This is one of those books that is hard to talk about. Maybe best to describe by analogy.
So imagine a tangled ball of wool with which you are following a strand as it winds its way in around the other strands, in and out of the tangle until eventually you find the other end of the thread, somewhere not too far from where you started.
The narrative flows a bit like that. It nips back and forwards in time, hops from one character to another, spanning several generations of a sprawling family as we gradually find out about their tale
, the purpose to which the seemingly random and insignificant events, both happy and tragic, turn out to be all part of some grand plan for the future.
An ambitious and often confusing work that requires the reader to take the hints and fill in the gaps in order to make more sense of the story. The lazy, meandering narrative requires a strong prose style to carry it off, to engage the reader whilst the tension slackens and, for the most part, Crowley is up to the job. But only just; he's not quite one of the prose greats in who's writing you can lose yourself no matter what the subject matter.

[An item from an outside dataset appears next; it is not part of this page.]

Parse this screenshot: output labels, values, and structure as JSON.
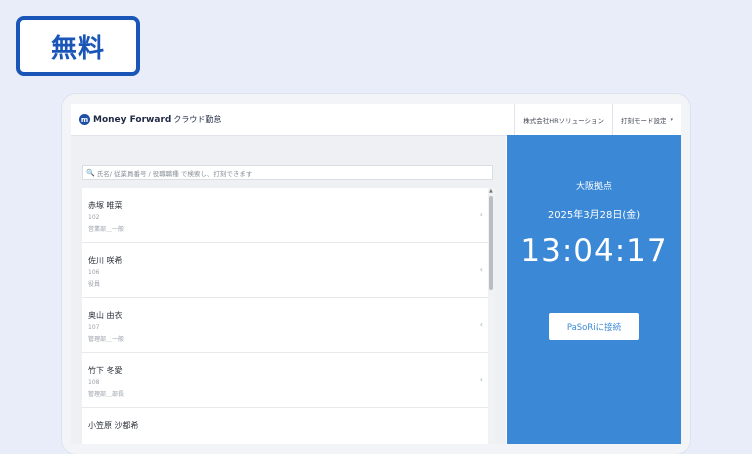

At times I found it slightly hard work, could only read short sections in one sitting, which is why it took me so long to finish. But my respect for the novel grew as it became apparent what the author was trying to do and how cleverly the themes recurred throughout the story as well as in the narrative structure itself. If you read this, in the right frame of mind, with patience and are willing to submerge yourself in Crowley's world, you will likely enjoy this book very much.